The Berlin Blockade and Airlift was a critical event during the early years of the Cold War that highlighted the tensions between the Soviet Union and Western Allies. In this comprehensive guide, we will delve into the historical context, causes, and consequences of this gripping event.
Understanding the Cold War
Before we can fully grasp the significance of the Berlin Blockade and Airlift, it is essential to understand the broader context of the Cold War. Following World War II, the world was divided into two ideological camps: the Western Allies, led by the United States, and the Eastern Bloc, led by the Soviet Union.
What Was the Berlin Blockade?
In June 1948, tensions between the Soviet Union and the Western Allies escalated when the Soviet Union blockaded all land access to West Berlin, which was under Western occupation. The aim was to force the Allies to abandon the divided city and give the Soviet Union control over the entire capital.
Causes of the Berlin Blockade
There were several reasons behind the Soviet Union’s decision to initiate the blockade:
- Tensions between the superpowers: The ideological differences between the Soviet Union and the Western Allies had been growing since the end of World War II. The blockade was a manifestation of these tensions.
- Reunification concerns: The division of Germany, and specifically Berlin, was a constant reminder of the divide between the Soviet Union and the Western Allies. The Soviet Union saw the blockade as a way to exert control over the entire city.
- Western currency reform: The introduction of the Deutsche Mark in West Germany threatened the stability of the Soviet-backed East German currency. The Soviets believed they needed to act swiftly to maintain control over their sphere of influence.
The Impact of the Berlin Blockade
The Berlin Blockade had significant consequences:
- Humanitarian crisis: The blockade cut off all supplies of food, fuel, and other essential goods to West Berlin. This led to a severe humanitarian crisis, with the people of West Berlin facing scarcity and hardship.
- Response from the Western Allies: The Western Allies were determined not to let the Soviet Union gain control over West Berlin. They responded by initiating the Berlin Airlift.
- The Berlin Airlift: The Berlin Airlift was a massive humanitarian relief operation carried out by the Western Allies. Over a period of nearly a year, cargo planes flew into West Berlin, delivering tons of supplies to sustain the city’s population.
The Berlin Airlift: A Symbol of Determination
The Berlin Airlift became an iconic symbol of the Western Allies’ determination not to succumb to Soviet pressure. Here are some key aspects of this historic operation:
Operation Vittles: The Logistics
Operation Vittles was the name given to the Berlin Airlift, emphasizing the importance of sustaining the people of West Berlin. Some key logistical details include:
- The air bridge: The Western Allies airlifted supplies into West Berlin using three major air corridors. These routes ensured that the airlift remained efficient and effective throughout the operation.

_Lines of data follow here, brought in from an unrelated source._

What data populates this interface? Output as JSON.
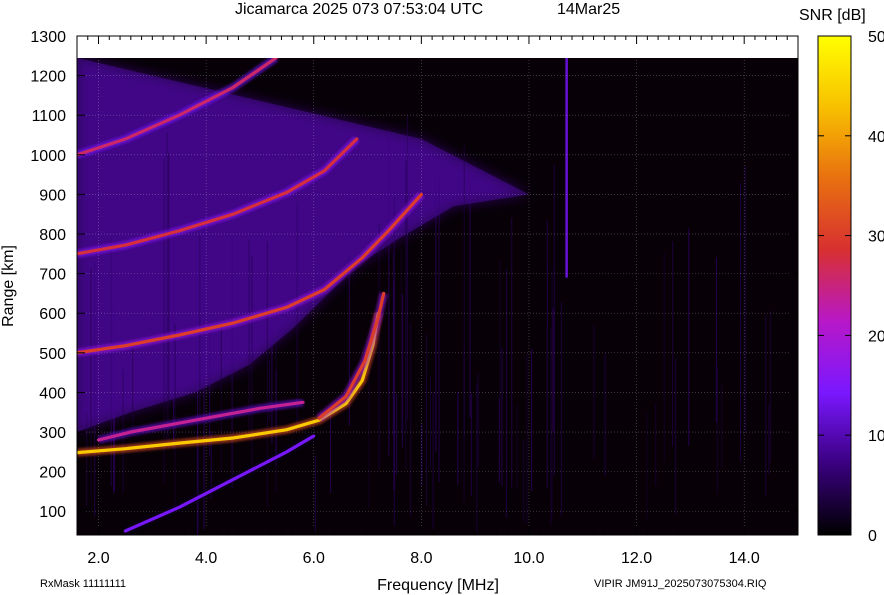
{
  "chart_data": {
    "type": "heatmap",
    "title": "Jicamarca 2025 073 07:53:04 UTC",
    "date_label": "14Mar25",
    "xlabel": "Frequency [MHz]",
    "ylabel": "Range [km]",
    "xlim": [
      1.6,
      15.0
    ],
    "ylim": [
      40,
      1300
    ],
    "data_range_top": 1245,
    "x_ticks": [
      "2.0",
      "4.0",
      "6.0",
      "8.0",
      "10.0",
      "12.0",
      "14.0"
    ],
    "x_tick_values": [
      2.0,
      4.0,
      6.0,
      8.0,
      10.0,
      12.0,
      14.0
    ],
    "y_ticks": [
      "100",
      "200",
      "300",
      "400",
      "500",
      "600",
      "700",
      "800",
      "900",
      "1000",
      "1100",
      "1200",
      "1300"
    ],
    "y_tick_values": [
      100,
      200,
      300,
      400,
      500,
      600,
      700,
      800,
      900,
      1000,
      1100,
      1200,
      1300
    ],
    "grid": true,
    "colorbar": {
      "label": "SNR [dB]",
      "range": [
        0,
        50
      ],
      "ticks": [
        "0",
        "10",
        "20",
        "30",
        "40",
        "50"
      ],
      "tick_values": [
        0,
        10,
        20,
        30,
        40,
        50
      ],
      "colors": [
        "#000000",
        "#3a0080",
        "#7a18ff",
        "#b818c8",
        "#d83030",
        "#e87010",
        "#f8c000",
        "#ffff00"
      ]
    },
    "background_snr": 1,
    "noise_cutoff": {
      "description_free": true,
      "points": [
        [
          1.6,
          1245
        ],
        [
          8.0,
          1040
        ],
        [
          10.0,
          900
        ],
        [
          8.6,
          870
        ],
        [
          7.6,
          790
        ],
        [
          6.8,
          720
        ],
        [
          6.2,
          640
        ],
        [
          5.6,
          560
        ],
        [
          4.8,
          470
        ],
        [
          3.8,
          400
        ],
        [
          2.6,
          350
        ],
        [
          1.6,
          300
        ]
      ]
    },
    "traces": [
      {
        "name": "",
        "snr": 44,
        "points": [
          [
            1.6,
            248
          ],
          [
            2.5,
            258
          ],
          [
            3.5,
            272
          ],
          [
            4.5,
            285
          ],
          [
            5.5,
            306
          ],
          [
            6.1,
            330
          ],
          [
            6.6,
            372
          ],
          [
            6.9,
            430
          ],
          [
            7.1,
            520
          ],
          [
            7.2,
            600
          ]
        ]
      },
      {
        "name": "",
        "snr": 30,
        "points": [
          [
            6.1,
            335
          ],
          [
            6.6,
            390
          ],
          [
            6.95,
            480
          ],
          [
            7.2,
            590
          ],
          [
            7.3,
            650
          ]
        ]
      },
      {
        "name": "",
        "snr": 30,
        "points": [
          [
            1.6,
            500
          ],
          [
            2.5,
            518
          ],
          [
            3.5,
            545
          ],
          [
            4.5,
            575
          ],
          [
            5.5,
            615
          ],
          [
            6.2,
            660
          ],
          [
            6.9,
            740
          ],
          [
            7.4,
            810
          ],
          [
            8.0,
            900
          ]
        ]
      },
      {
        "name": "",
        "snr": 28,
        "points": [
          [
            1.6,
            750
          ],
          [
            2.5,
            772
          ],
          [
            3.5,
            808
          ],
          [
            4.5,
            850
          ],
          [
            5.5,
            905
          ],
          [
            6.2,
            960
          ],
          [
            6.8,
            1040
          ]
        ]
      },
      {
        "name": "",
        "snr": 26,
        "points": [
          [
            1.6,
            1000
          ],
          [
            2.5,
            1040
          ],
          [
            3.5,
            1100
          ],
          [
            4.5,
            1170
          ],
          [
            5.3,
            1245
          ]
        ]
      },
      {
        "name": "",
        "snr": 24,
        "points": [
          [
            2.0,
            280
          ],
          [
            2.6,
            300
          ],
          [
            3.4,
            320
          ],
          [
            4.2,
            340
          ],
          [
            5.0,
            360
          ],
          [
            5.8,
            375
          ]
        ]
      },
      {
        "name": "",
        "snr": 14,
        "points": [
          [
            2.5,
            50
          ],
          [
            3.5,
            110
          ],
          [
            4.5,
            180
          ],
          [
            5.5,
            250
          ],
          [
            6.0,
            290
          ]
        ]
      }
    ],
    "vertical_features": [
      {
        "freq": 10.7,
        "range_min": 690,
        "range_max": 1245,
        "snr": 12
      }
    ]
  },
  "footer": {
    "rxmask": "RxMask 11111111",
    "filename": "VIPIR  JM91J_2025073075304.RIQ"
  }
}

- Average daily deliveries: At its peak, the airlift delivered around 8,000 tons of supplies daily, including food, fuel, and other essentials.
- Cooperation among Allies: Multiple countries, including the United States, the United Kingdom, France, Canada, and others, contributed aircraft and personnel to support the operation.
The Resilience of the Berliners
The people of West Berlin demonstrated remarkable resilience and solidarity during the Berlin Airlift:
- The candy bombers: American pilots involved in the airlift gained popularity among Berliners by dropping small parachutes attached to candy for the city’s children. These acts of goodwill boosted morale and strengthened the bond between Berliners and the Western Allies.
- Berlin Blockade ends: In May 1949, after almost a year of the airlift, the Soviet Union lifted the blockade, officially ending the crisis. The Western Allies successfully sustained the population of West Berlin and displayed their unwavering commitment to the ideals of democracy and freedom.
Legacy and Lessons Learned
The Berlin Blockade and Airlift had a profound impact on the geopolitical landscape and offered essential lessons for future conflicts:
- Symbol of resistance: The Berlin Airlift became a symbol of resistance against Soviet aggression and an embodiment of the determination of the Western Allies to protect their interests.
- Importance of humanitarian efforts: The airlift highlighted the importance of humanitarian efforts during conflicts, highlighting the significance of providing aid to civilian populations.
- Tensions continue: The Berlin Blockade and Airlift were just the beginning of a long and tense relationship between the Soviet Union and the Western Allies, as the Cold War continued for several more decades.
In conclusion, the Berlin Blockade and Airlift is a crucial event to understand the complexities and tensions of the early Cold War era. It encapsulates the determination, resilience, and solidarity of the Western Allies, as well as the consequences of geopolitical rivalries. This historic event serves as a reminder of the importance of upholding democratic values and the significance of humanitarian efforts during times of crisis.